1) In Mplus you can do growth as 2-level in long format or as 1-level in wide format. We recommend the latter whenever possible. So if you take the latter approach, Type=Twolevel would refer to some other clustering like students in classrooms.
Morgan, G. B. (2014). Mixed mode latent class analysis: An examination of fit index performance for classification. Structural Equation Modeling: A Multidisciplinary Journal, DOI: 10.1080/10705511.2014.935751
E. Cohen posted on Monday, August 24, 2015 - 6:57 am
Dear Drs. Muthén, I have the following multilevel LCA problem: I want to identify subtypes of related cases in a multilevel sampling context (three levels), using a set of seven categorical variables measured on levels 1 and 2 (4 L1 variables, 3 L2 variables).
Two questions: 1. Is it possible (yet) to estimate a MLCA model with latent classes based on indicators/variables measured on different levels? (Henry & Muthén (2010) as well as other articles on MLCA look at models comprising L1 latent classes only.)
2. Is it possible (yet) in Mplus to estimate a three-level LCA (with covariates on two levels predicting class membership)? If not, is there a general estimation/data preparation strategy you would suggest (e.g., ignoring – while acknowledging – L3 clustering, or aggregating scores on L1 variable and treat them as L2 variables, then omitting L1 and shifting the level of analysis upwards)?
1. Mplus handles latent class variables on both level 1 and level 2. See for example, the paper on our website:
Muthén, B. & Asparouhov, T. (2009). Growth mixture modeling: Analysis with non-Gaussian random effects. In Fitzmaurice, G., Davidian, M., Verbeke, G. & Molenberghs, G. (eds.), Longitudinal Data Analysis, pp. 143-165. Boca Raton: Chapman & Hall/CRC Press.

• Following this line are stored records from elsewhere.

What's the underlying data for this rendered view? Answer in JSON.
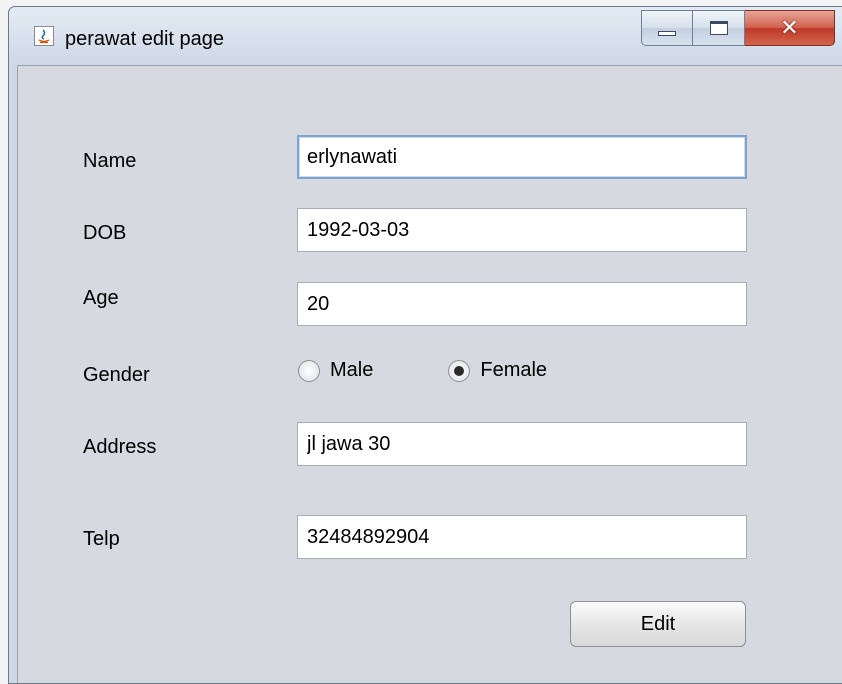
{
  "window": {
    "title": "perawat edit page"
  },
  "form": {
    "name": {
      "label": "Name",
      "value": "erlynawati"
    },
    "dob": {
      "label": "DOB",
      "value": "1992-03-03"
    },
    "age": {
      "label": "Age",
      "value": "20"
    },
    "gender": {
      "label": "Gender",
      "options": [
        "Male",
        "Female"
      ],
      "selected": "Female"
    },
    "address": {
      "label": "Address",
      "value": "jl jawa 30"
    },
    "telp": {
      "label": "Telp",
      "value": "32484892904"
    },
    "edit_label": "Edit"
  }
}
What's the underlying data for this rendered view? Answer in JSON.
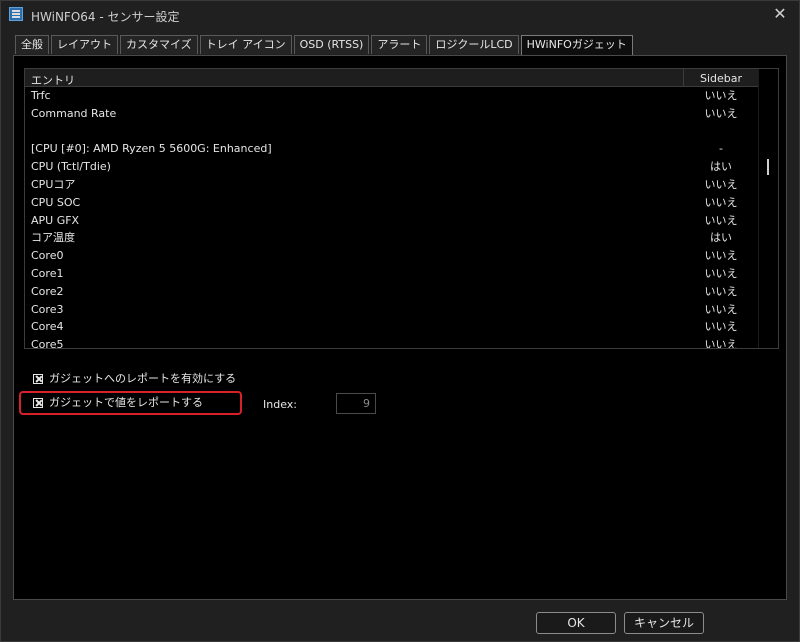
{
  "window": {
    "title": "HWiNFO64 - センサー設定"
  },
  "tabs": [
    {
      "label": "全般"
    },
    {
      "label": "レイアウト"
    },
    {
      "label": "カスタマイズ"
    },
    {
      "label": "トレイ アイコン"
    },
    {
      "label": "OSD (RTSS)"
    },
    {
      "label": "アラート"
    },
    {
      "label": "ロジクールLCD"
    },
    {
      "label": "HWiNFOガジェット",
      "active": true
    }
  ],
  "list": {
    "columns": {
      "entry": "エントリ",
      "sidebar": "Sidebar"
    },
    "rows": [
      {
        "entry": "Trfc",
        "sidebar": "いいえ"
      },
      {
        "entry": "Command Rate",
        "sidebar": "いいえ"
      },
      {
        "entry": "",
        "sidebar": ""
      },
      {
        "entry": "[CPU [#0]: AMD Ryzen 5 5600G: Enhanced]",
        "sidebar": "-"
      },
      {
        "entry": "CPU (Tctl/Tdie)",
        "sidebar": "はい"
      },
      {
        "entry": "CPUコア",
        "sidebar": "いいえ"
      },
      {
        "entry": "CPU SOC",
        "sidebar": "いいえ"
      },
      {
        "entry": "APU GFX",
        "sidebar": "いいえ"
      },
      {
        "entry": "コア温度",
        "sidebar": "はい"
      },
      {
        "entry": "Core0",
        "sidebar": "いいえ"
      },
      {
        "entry": "Core1",
        "sidebar": "いいえ"
      },
      {
        "entry": "Core2",
        "sidebar": "いいえ"
      },
      {
        "entry": "Core3",
        "sidebar": "いいえ"
      },
      {
        "entry": "Core4",
        "sidebar": "いいえ"
      },
      {
        "entry": "Core5",
        "sidebar": "いいえ"
      }
    ]
  },
  "options": {
    "enable_gadget_report": {
      "label": "ガジェットへのレポートを有効にする",
      "checked": true
    },
    "report_value": {
      "label": "ガジェットで値をレポートする",
      "checked": true
    },
    "index_label": "Index:",
    "index_value": "9"
  },
  "buttons": {
    "ok": "OK",
    "cancel": "キャンセル"
  },
  "colors": {
    "highlight": "#d8202a",
    "background": "#000000",
    "panel_border": "#4a4a4a"
  }
}
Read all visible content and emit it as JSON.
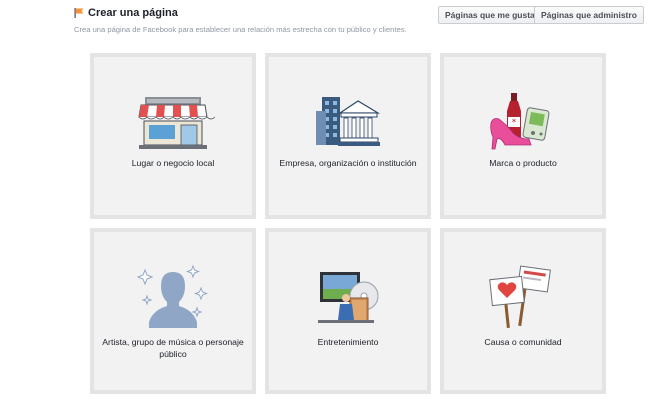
{
  "header": {
    "title": "Crear una página",
    "liked_pages_label": "Páginas que me gustan",
    "admin_pages_label": "Páginas que administro"
  },
  "subtitle": "Crea una página de Facebook para establecer una relación más estrecha con tu público y clientes.",
  "categories": [
    {
      "label": "Lugar o negocio local",
      "icon": "storefront-icon"
    },
    {
      "label": "Empresa, organización o institución",
      "icon": "company-buildings-icon"
    },
    {
      "label": "Marca o producto",
      "icon": "brand-product-icon"
    },
    {
      "label": "Artista, grupo de música o personaje público",
      "icon": "artist-silhouette-icon"
    },
    {
      "label": "Entretenimiento",
      "icon": "entertainment-icon"
    },
    {
      "label": "Causa o comunidad",
      "icon": "cause-signs-icon"
    }
  ],
  "colors": {
    "card_bg": "#f2f2f2",
    "card_border": "#e4e4e4",
    "flag_orange": "#f7923a"
  }
}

Muthén, B. & Asparouhov, T. (2009). Multilevel regression mixture analysis. Journal of the Royal Statistical Society, Series A, 172, 639-657.
2. I think level 1 and level 2 latent class variables can have their random intercepts be predicted by level 2 and level 3 covariates.